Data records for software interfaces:
■ ■ ■ ■

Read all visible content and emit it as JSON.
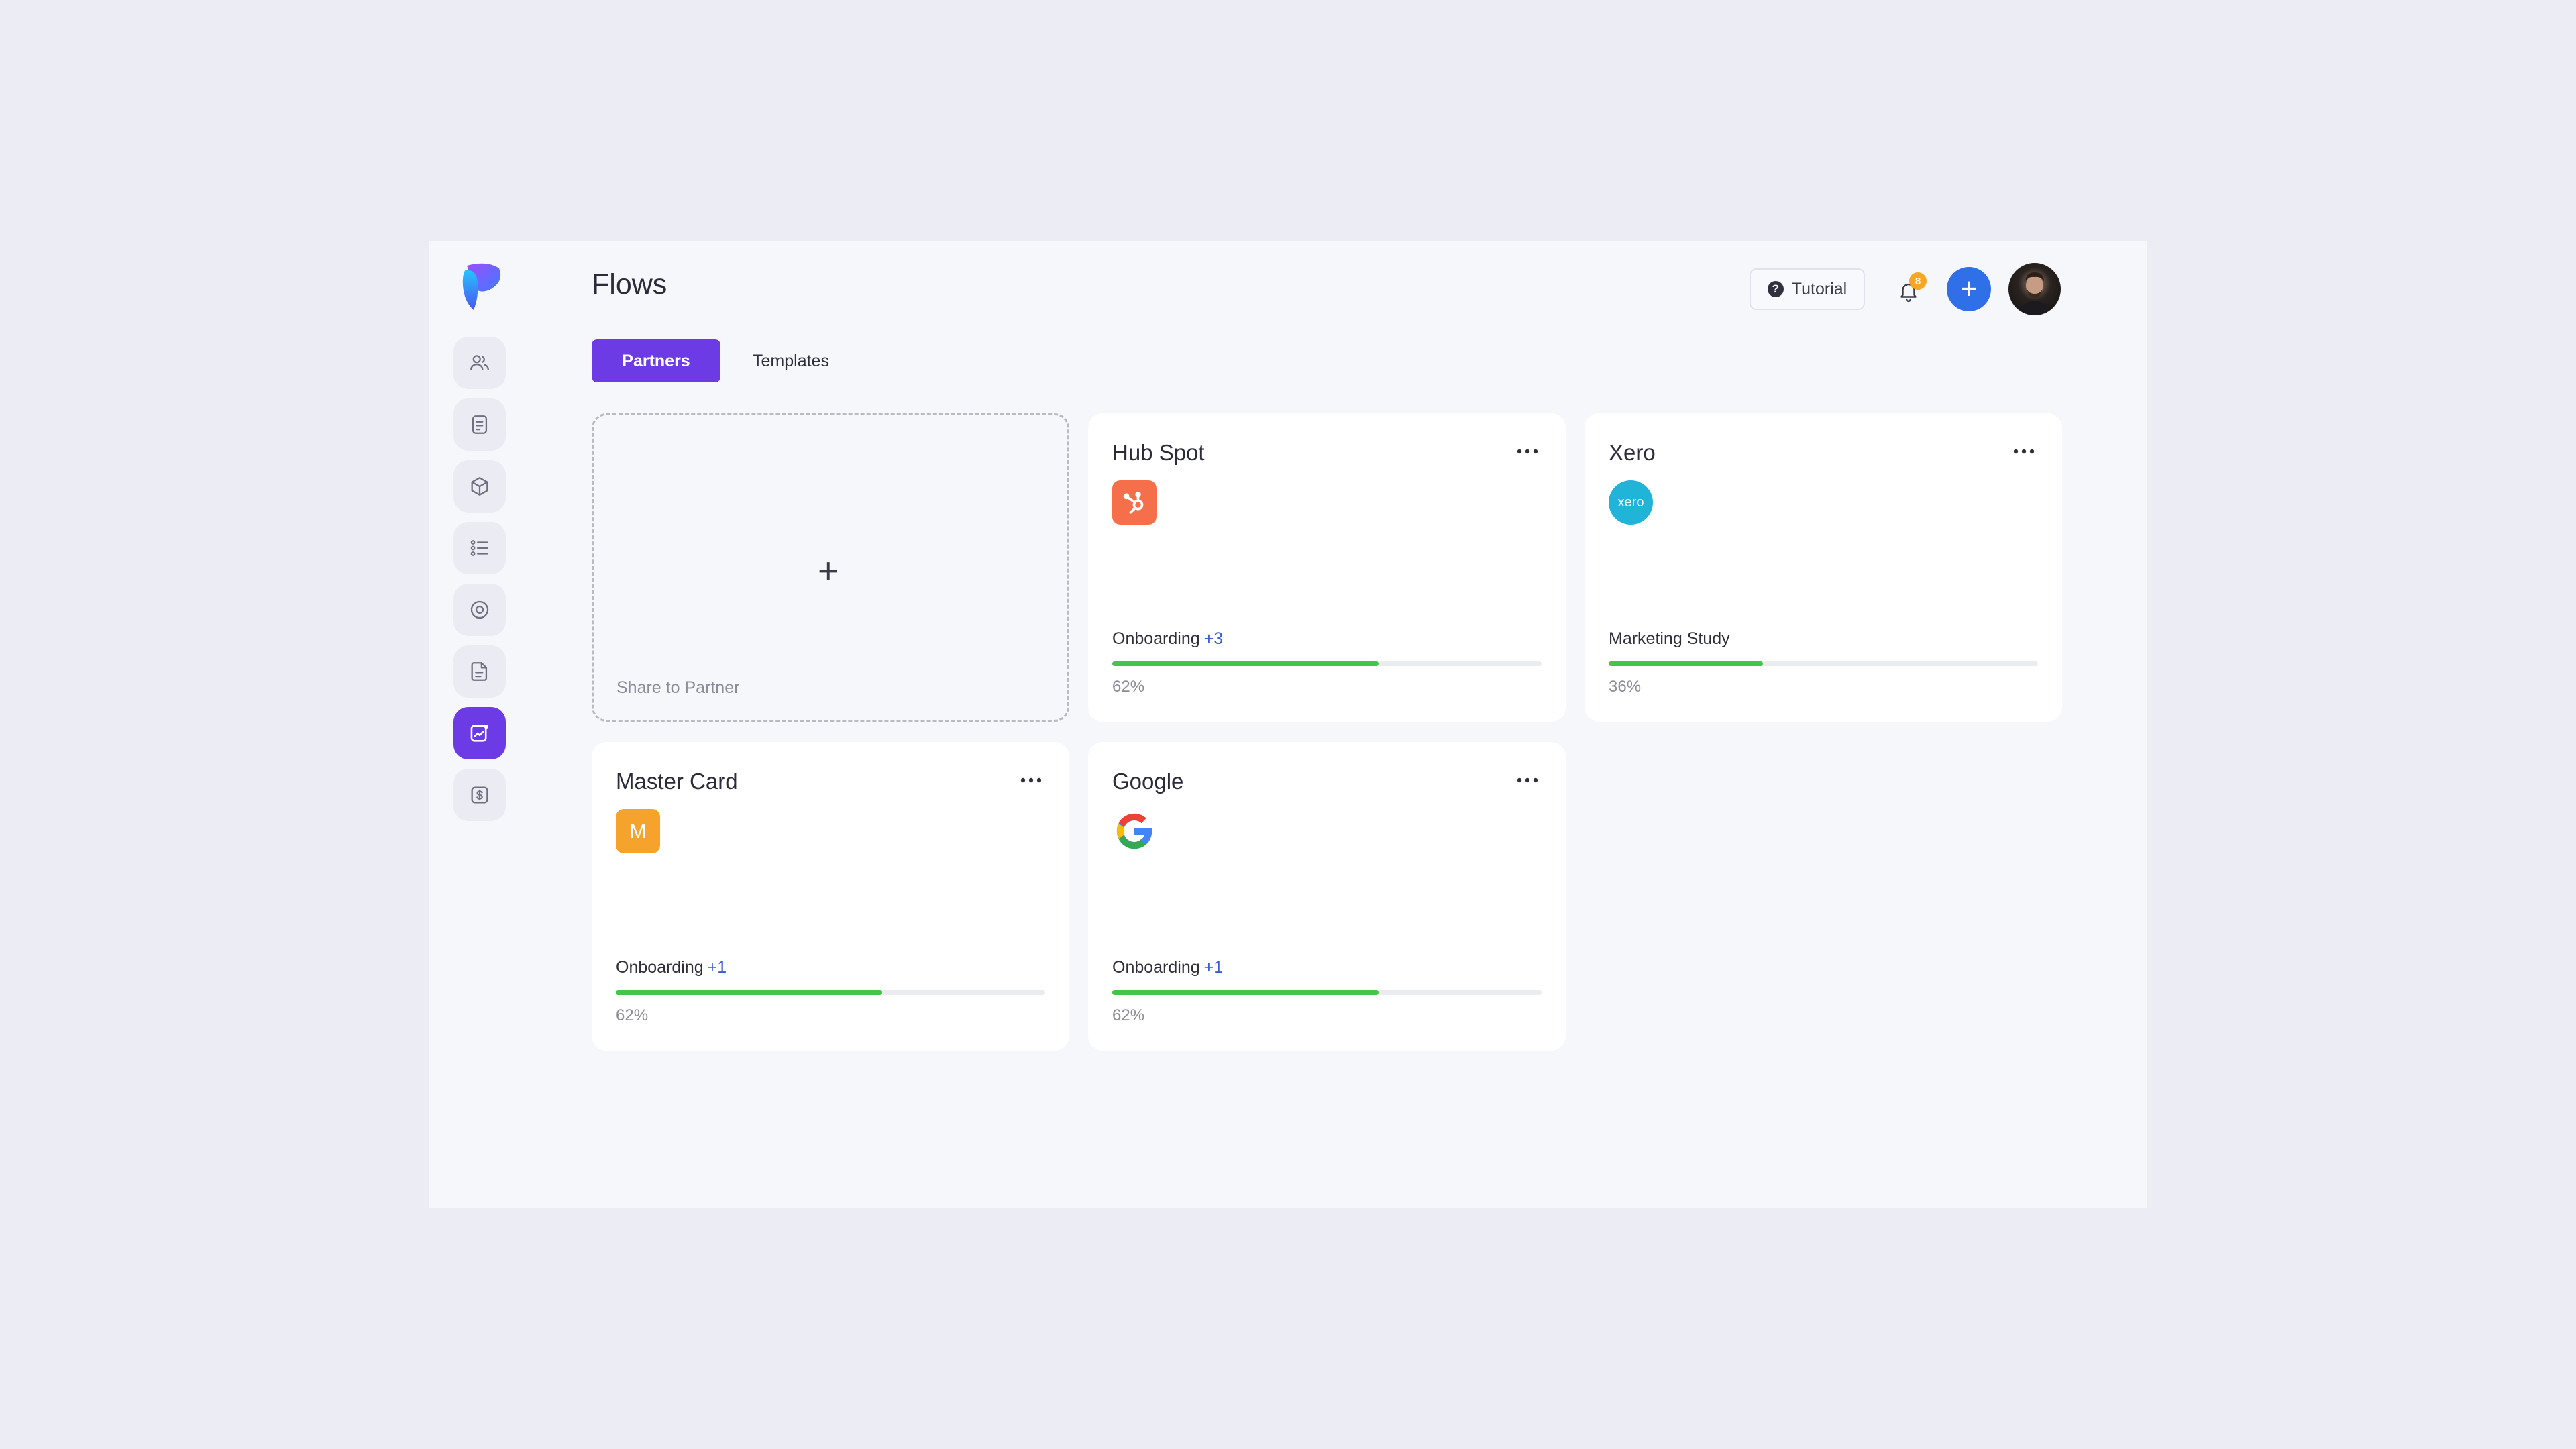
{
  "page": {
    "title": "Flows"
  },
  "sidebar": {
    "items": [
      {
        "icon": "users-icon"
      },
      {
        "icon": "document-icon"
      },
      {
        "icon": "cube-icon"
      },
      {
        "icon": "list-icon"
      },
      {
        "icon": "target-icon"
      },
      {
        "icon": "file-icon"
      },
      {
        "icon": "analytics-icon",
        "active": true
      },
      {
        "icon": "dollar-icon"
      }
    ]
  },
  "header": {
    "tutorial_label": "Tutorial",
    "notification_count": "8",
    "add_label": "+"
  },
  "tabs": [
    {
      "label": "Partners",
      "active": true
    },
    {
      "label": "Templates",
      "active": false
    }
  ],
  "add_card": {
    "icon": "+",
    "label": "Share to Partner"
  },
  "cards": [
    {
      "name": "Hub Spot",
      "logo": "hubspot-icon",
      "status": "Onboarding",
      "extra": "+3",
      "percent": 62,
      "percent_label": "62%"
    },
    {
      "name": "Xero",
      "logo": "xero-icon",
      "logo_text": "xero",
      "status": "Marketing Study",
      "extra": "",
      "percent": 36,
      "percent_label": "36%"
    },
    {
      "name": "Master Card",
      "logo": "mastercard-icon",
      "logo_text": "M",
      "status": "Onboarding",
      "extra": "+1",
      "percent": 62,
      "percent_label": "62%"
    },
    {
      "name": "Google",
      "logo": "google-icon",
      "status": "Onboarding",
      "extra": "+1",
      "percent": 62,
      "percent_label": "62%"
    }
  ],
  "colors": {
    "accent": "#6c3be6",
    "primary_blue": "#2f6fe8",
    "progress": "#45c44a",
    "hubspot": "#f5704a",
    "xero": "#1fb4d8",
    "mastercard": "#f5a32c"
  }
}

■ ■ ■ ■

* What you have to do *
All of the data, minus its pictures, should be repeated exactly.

* Answer *
Read all visible content and emit it as JSON.
{
  "page": {
    "title": "Flows"
  },
  "sidebar": {
    "items": [
      {
        "icon": "users-icon"
      },
      {
        "icon": "document-icon"
      },
      {
        "icon": "cube-icon"
      },
      {
        "icon": "list-icon"
      },
      {
        "icon": "target-icon"
      },
      {
        "icon": "file-icon"
      },
      {
        "icon": "analytics-icon",
        "active": true
      },
      {
        "icon": "dollar-icon"
      }
    ]
  },
  "header": {
    "tutorial_label": "Tutorial",
    "notification_count": "8",
    "add_label": "+"
  },
  "tabs": [
    {
      "label": "Partners",
      "active": true
    },
    {
      "label": "Templates",
      "active": false
    }
  ],
  "add_card": {
    "icon": "+",
    "label": "Share to Partner"
  },
  "cards": [
    {
      "name": "Hub Spot",
      "logo": "hubspot-icon",
      "status": "Onboarding",
      "extra": "+3",
      "percent": 62,
      "percent_label": "62%"
    },
    {
      "name": "Xero",
      "logo": "xero-icon",
      "logo_text": "xero",
      "status": "Marketing Study",
      "extra": "",
      "percent": 36,
      "percent_label": "36%"
    },
    {
      "name": "Master Card",
      "logo": "mastercard-icon",
      "logo_text": "M",
      "status": "Onboarding",
      "extra": "+1",
      "percent": 62,
      "percent_label": "62%"
    },
    {
      "name": "Google",
      "logo": "google-icon",
      "status": "Onboarding",
      "extra": "+1",
      "percent": 62,
      "percent_label": "62%"
    }
  ],
  "colors": {
    "accent": "#6c3be6",
    "primary_blue": "#2f6fe8",
    "progress": "#45c44a",
    "hubspot": "#f5704a",
    "xero": "#1fb4d8",
    "mastercard": "#f5a32c"
  }
}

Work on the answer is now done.